### TRY IT
The full set of records must be returned exactly, character for character.

### DATASET RECORDS
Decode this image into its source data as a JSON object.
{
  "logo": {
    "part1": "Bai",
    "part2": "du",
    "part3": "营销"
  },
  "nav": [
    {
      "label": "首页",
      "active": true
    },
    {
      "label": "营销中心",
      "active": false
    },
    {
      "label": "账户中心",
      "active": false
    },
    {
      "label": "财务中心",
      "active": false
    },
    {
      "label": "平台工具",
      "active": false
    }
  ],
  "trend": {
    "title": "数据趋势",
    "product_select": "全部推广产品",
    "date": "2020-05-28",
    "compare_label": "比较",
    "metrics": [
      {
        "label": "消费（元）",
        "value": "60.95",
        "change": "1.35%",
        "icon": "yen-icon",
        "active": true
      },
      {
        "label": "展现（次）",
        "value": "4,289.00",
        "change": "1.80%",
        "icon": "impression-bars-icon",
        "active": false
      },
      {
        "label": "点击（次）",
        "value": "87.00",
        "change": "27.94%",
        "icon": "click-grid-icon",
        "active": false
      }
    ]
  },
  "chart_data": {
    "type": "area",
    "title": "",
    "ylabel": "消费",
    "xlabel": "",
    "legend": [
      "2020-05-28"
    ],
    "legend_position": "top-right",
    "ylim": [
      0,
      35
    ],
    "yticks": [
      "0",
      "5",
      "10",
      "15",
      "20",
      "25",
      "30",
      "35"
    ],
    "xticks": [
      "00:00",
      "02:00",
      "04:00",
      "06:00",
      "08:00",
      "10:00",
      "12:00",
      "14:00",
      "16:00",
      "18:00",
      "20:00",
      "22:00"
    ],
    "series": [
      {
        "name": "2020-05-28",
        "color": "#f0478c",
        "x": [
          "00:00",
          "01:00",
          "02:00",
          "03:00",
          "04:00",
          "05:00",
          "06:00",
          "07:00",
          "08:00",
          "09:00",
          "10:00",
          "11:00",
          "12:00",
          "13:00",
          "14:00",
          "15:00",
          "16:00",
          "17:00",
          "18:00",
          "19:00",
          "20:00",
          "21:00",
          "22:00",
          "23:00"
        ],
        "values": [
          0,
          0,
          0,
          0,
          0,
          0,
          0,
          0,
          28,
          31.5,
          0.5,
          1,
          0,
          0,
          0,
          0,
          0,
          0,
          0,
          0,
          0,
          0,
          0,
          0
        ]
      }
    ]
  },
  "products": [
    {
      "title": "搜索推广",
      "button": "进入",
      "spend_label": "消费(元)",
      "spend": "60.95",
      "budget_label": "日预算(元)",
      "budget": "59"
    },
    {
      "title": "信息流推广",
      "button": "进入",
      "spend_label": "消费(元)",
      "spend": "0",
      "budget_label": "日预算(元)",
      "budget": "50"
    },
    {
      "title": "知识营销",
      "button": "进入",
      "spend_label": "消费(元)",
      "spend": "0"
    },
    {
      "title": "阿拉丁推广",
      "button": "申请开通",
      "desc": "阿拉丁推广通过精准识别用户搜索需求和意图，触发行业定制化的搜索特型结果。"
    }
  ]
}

### ANSWER SECTION
Decode this image into its source data as a JSON object.
{
  "logo": {
    "part1": "Bai",
    "part2": "du",
    "part3": "营销"
  },
  "nav": [
    {
      "label": "首页",
      "active": true
    },
    {
      "label": "营销中心",
      "active": false
    },
    {
      "label": "账户中心",
      "active": false
    },
    {
      "label": "财务中心",
      "active": false
    },
    {
      "label": "平台工具",
      "active": false
    }
  ],
  "trend": {
    "title": "数据趋势",
    "product_select": "全部推广产品",
    "date": "2020-05-28",
    "compare_label": "比较",
    "metrics": [
      {
        "label": "消费（元）",
        "value": "60.95",
        "change": "1.35%",
        "icon": "yen-icon",
        "active": true
      },
      {
        "label": "展现（次）",
        "value": "4,289.00",
        "change": "1.80%",
        "icon": "impression-bars-icon",
        "active": false
      },
      {
        "label": "点击（次）",
        "value": "87.00",
        "change": "27.94%",
        "icon": "click-grid-icon",
        "active": false
      }
    ]
  },
  "chart_data": {
    "type": "area",
    "title": "",
    "ylabel": "消费",
    "xlabel": "",
    "legend": [
      "2020-05-28"
    ],
    "legend_position": "top-right",
    "ylim": [
      0,
      35
    ],
    "yticks": [
      "0",
      "5",
      "10",
      "15",
      "20",
      "25",
      "30",
      "35"
    ],
    "xticks": [
      "00:00",
      "02:00",
      "04:00",
      "06:00",
      "08:00",
      "10:00",
      "12:00",
      "14:00",
      "16:00",
      "18:00",
      "20:00",
      "22:00"
    ],
    "series": [
      {
        "name": "2020-05-28",
        "color": "#f0478c",
        "x": [
          "00:00",
          "01:00",
          "02:00",
          "03:00",
          "04:00",
          "05:00",
          "06:00",
          "07:00",
          "08:00",
          "09:00",
          "10:00",
          "11:00",
          "12:00",
          "13:00",
          "14:00",
          "15:00",
          "16:00",
          "17:00",
          "18:00",
          "19:00",
          "20:00",
          "21:00",
          "22:00",
          "23:00"
        ],
        "values": [
          0,
          0,
          0,
          0,
          0,
          0,
          0,
          0,
          28,
          31.5,
          0.5,
          1,
          0,
          0,
          0,
          0,
          0,
          0,
          0,
          0,
          0,
          0,
          0,
          0
        ]
      }
    ]
  },
  "products": [
    {
      "title": "搜索推广",
      "button": "进入",
      "spend_label": "消费(元)",
      "spend": "60.95",
      "budget_label": "日预算(元)",
      "budget": "59"
    },
    {
      "title": "信息流推广",
      "button": "进入",
      "spend_label": "消费(元)",
      "spend": "0",
      "budget_label": "日预算(元)",
      "budget": "50"
    },
    {
      "title": "知识营销",
      "button": "进入",
      "spend_label": "消费(元)",
      "spend": "0"
    },
    {
      "title": "阿拉丁推广",
      "button": "申请开通",
      "desc": "阿拉丁推广通过精准识别用户搜索需求和意图，触发行业定制化的搜索特型结果。"
    }
  ]
}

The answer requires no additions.